Fifteen vineyard blocks spread over five slopes produce the distinctive wines of our Seaview Estate: ‘Le Caprice,’ ‘Ma Danseuse,’ and ‘Clos du Ciel.’ For those who have visited our Knights Valley Estate and marveled at the sheer steepness that the impressive La Carrière vineyard blocks display, two of the blocks in Le Caprice are even steeper (nearly 50 percent slope), with rows in a herringbone pattern down the slope. They present challenges to farm, sample, and harvest, but the fruit and wines are truly distinctive. Lively aromatics of red fruit and florals mark these vibrant contributors to the ‘Le Caprice’ blend. One block has rows sloping to the northeast and ripens earlier, giving vibrant wines, while the other slopes to the southeast, ripens later, and offers more base notes and breadth to the blend. The slope immediately to the south contains the highest and lowest vineyard blocks at Seaview, both of which contribute black cherry, blackberry, and floral notes to the ‘Le Caprice’ blend.

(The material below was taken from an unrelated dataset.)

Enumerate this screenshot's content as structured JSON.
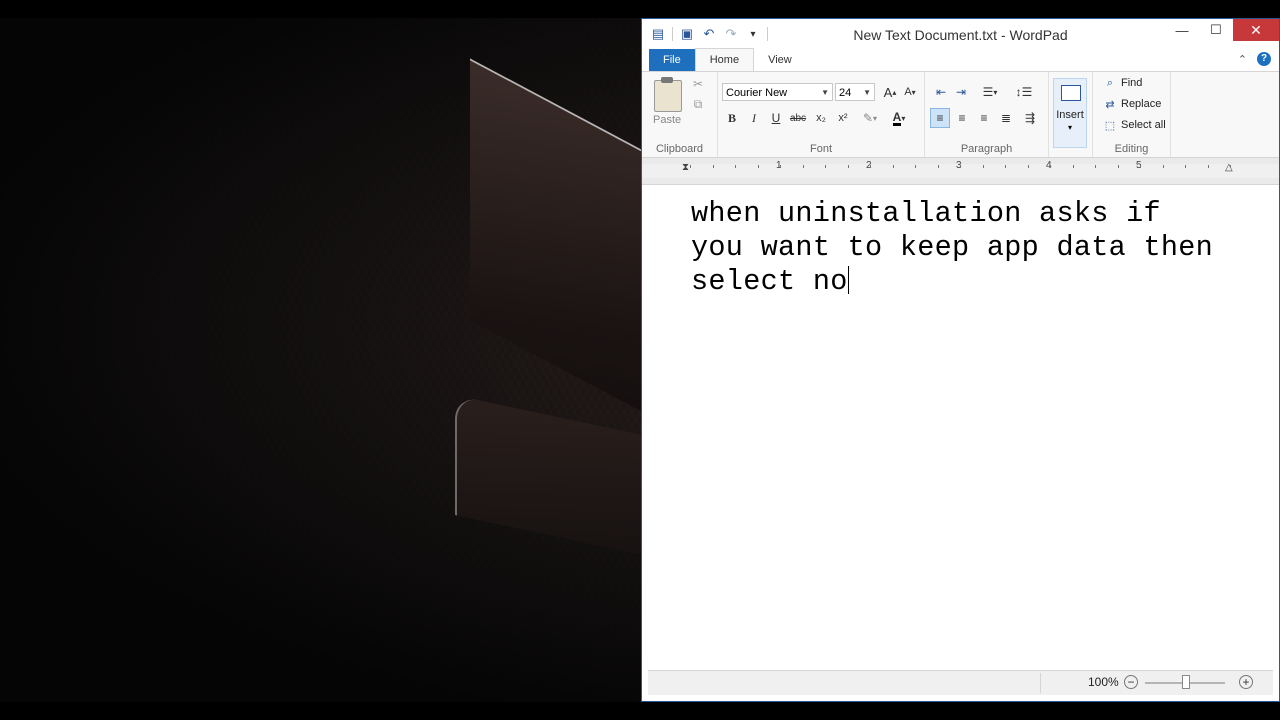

The northernmost slope at Seaview is part of the terroir that makes ‘Ma Danseuse.’ The cooler temperatures and breezes allow the fruit to ripen more slowly, and these are usually the last blocks to be harvested each year. The upper slope is crowned by a beautiful redwood grove, which provides some protection from ocean winds. This block is where the earthy notes and beautiful elegance of ‘Ma Danseuse’ originate. The slope just to the south contains the Ma Danseuse vineyard blocks that ripen earlier and contribute to the fine tannin structure and black fruit and floral notes in the blend.
The southernmost slope at the Seaview Estate contains the tremendous terroir of ‘Clos du Ciel.’ Still, at a high elevation of 1,350 feet (411 meters), the slope is slightly more gentle than in the Le Caprice and Ma Danseuse vineyards. In the northernmost block on the slope, even the fruit during maturity sampling in the weeks leading up to harvest shows great concentration and depth, and the ripening period often extends to just before the final Ma Danseuse block is harvested. This block is a significant contributor to the noteworthy tannin structure and body that helps define the ‘Clos du Ciel’ cuvee. The adjacent block to the south is often divided into earlier and later ripening sections, which each offer distinct aromatic and structural components to the blend.
Simply put, the Seaview Estate is an extraordinarily unique site; while challenging, it is capable of growing remarkable Sonoma Coast Pinot Noir. To capture the full potential of the terroir, an equally impressive vineyard team meticulously tends the vines on a year-round basis. Our longtime vineyard manager, Javier Aviña, directs the team led at Seaview by thirty-year Peter Michael Winery veteran foreman, Jesus Olivares, who has been looking after the vines since the vineyard was established. The dedicated team drives out to the coast daily, working on the impressive slopes that offer such exceptional wines. When I am out sampling all the vineyard blocks before harvest, I average 8 miles (13 kilometers) of hiking per day at Seaview; the vineyard crew is working on these slopes throughout the year for each pass of pruning, suckering, shoot positioning, cluster positioning, crop and canopy thinning, and finally, hand-harvesting. Their dedication to upholding the highest standards in winegrowing is what shows in each glass of Pinot Noir.